This shouldn’t be overestimated – it sounds as though discussion is only confined to a smallish elite, and in any event, _contra_ blog evangelists, argument over the Internets is not in itself a major political force for change. But it’s something new, and perhaps something that’s going to become more important over time.

Reverse Humiliation

by Henry Farrell on December 17, 2005

“Scott McLemee”: wrote a little while back about reading Colin Wilson as a teenager.

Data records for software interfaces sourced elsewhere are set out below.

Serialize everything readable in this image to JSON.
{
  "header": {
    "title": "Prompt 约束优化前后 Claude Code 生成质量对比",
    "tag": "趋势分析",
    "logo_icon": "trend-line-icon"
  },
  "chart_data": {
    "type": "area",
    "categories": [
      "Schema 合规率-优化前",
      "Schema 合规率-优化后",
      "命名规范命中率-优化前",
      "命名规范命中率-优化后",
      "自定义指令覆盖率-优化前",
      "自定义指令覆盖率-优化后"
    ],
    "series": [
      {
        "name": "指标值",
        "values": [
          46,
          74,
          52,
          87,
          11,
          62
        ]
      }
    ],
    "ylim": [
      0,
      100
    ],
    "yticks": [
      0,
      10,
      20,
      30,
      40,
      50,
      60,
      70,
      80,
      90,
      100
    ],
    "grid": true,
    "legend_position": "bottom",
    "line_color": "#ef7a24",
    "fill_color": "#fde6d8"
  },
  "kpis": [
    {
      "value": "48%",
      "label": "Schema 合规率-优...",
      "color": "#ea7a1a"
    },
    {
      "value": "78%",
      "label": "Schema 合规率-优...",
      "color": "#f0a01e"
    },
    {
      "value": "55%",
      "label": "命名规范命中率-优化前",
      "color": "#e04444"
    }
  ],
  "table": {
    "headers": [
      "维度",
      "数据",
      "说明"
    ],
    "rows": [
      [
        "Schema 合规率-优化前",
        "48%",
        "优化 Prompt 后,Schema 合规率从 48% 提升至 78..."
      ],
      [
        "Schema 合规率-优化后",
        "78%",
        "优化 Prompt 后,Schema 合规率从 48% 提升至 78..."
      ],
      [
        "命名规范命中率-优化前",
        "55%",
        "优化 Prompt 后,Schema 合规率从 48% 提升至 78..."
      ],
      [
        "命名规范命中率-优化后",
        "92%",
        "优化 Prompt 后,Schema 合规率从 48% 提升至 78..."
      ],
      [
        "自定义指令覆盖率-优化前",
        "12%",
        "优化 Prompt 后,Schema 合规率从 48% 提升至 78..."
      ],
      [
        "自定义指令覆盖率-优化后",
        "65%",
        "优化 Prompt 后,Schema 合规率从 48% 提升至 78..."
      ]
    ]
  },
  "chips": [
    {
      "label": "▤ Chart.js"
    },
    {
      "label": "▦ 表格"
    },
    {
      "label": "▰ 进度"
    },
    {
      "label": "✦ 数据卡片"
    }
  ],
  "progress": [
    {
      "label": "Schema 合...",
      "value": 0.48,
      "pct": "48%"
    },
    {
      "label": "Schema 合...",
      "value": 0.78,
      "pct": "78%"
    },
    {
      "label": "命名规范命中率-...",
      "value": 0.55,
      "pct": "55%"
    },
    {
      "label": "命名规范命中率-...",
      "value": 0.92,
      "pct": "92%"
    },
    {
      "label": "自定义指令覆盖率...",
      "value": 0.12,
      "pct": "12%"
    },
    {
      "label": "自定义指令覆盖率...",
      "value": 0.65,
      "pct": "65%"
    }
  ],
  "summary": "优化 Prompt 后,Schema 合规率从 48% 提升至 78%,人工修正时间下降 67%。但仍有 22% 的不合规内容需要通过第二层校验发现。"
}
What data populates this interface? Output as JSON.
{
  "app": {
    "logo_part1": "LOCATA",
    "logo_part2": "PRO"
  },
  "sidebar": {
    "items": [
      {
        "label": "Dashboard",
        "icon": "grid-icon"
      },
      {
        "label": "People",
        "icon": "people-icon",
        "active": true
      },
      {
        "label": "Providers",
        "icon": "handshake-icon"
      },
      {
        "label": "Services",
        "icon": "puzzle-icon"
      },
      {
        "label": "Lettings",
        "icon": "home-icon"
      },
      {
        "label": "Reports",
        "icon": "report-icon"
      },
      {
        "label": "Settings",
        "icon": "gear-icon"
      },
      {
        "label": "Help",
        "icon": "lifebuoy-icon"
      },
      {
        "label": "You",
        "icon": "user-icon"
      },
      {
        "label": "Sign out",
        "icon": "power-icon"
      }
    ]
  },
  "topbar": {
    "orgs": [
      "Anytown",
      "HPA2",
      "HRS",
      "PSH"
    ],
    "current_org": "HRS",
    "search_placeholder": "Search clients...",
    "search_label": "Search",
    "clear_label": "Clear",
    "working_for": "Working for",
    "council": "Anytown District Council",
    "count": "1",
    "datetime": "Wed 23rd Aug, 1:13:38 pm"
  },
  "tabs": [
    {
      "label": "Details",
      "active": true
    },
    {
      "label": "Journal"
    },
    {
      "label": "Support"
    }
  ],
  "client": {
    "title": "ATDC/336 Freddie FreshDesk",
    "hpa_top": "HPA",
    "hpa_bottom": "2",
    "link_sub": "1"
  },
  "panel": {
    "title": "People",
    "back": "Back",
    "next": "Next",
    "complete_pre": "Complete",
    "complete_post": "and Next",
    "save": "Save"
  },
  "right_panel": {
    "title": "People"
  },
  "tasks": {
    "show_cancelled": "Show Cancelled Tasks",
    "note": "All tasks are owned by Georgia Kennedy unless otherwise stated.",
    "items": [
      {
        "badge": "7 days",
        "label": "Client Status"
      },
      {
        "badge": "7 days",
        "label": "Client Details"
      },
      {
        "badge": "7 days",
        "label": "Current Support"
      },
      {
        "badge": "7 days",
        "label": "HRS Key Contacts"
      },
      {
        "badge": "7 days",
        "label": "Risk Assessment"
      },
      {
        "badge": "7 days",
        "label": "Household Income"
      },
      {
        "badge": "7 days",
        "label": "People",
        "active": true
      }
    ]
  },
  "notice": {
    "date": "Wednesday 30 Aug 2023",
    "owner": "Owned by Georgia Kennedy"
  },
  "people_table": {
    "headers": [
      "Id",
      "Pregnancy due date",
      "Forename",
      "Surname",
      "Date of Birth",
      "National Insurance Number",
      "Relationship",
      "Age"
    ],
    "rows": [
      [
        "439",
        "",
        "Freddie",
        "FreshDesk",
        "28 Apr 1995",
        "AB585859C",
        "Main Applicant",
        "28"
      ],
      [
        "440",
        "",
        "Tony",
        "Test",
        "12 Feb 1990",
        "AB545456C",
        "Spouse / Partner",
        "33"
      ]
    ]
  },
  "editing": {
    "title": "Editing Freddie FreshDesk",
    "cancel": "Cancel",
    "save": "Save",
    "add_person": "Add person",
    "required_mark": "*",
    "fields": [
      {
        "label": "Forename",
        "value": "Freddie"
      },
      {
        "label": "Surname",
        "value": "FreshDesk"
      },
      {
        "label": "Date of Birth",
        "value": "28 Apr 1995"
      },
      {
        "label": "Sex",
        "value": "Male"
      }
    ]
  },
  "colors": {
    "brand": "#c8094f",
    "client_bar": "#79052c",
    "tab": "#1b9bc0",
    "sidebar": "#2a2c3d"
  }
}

bq. But I have a certain fondness for that novel [Wilson’s _The Philosopher’s Stone_], having discovered it during Christmas break while in high school. It set me off on a fascination with Wilson’s work that seems, with hindsight, perfectly understandable. Adolescence is a good time to read The Outsider. For that matter, Wilson himself was barely out of it when he wrote the book.

I too had a Colin Wilson thing when I was a teenager; something I’m a little embarrassed about today. But nowhere near as embarrassed as I am about the “Erich von Daniken”: phase I went through when I was ten or so. Which seems a nice topic for a weekend discussion thread. What is the most embarrassing book that CT readers idolized when they were teenagers or pre-teens? Painful confessions welcome.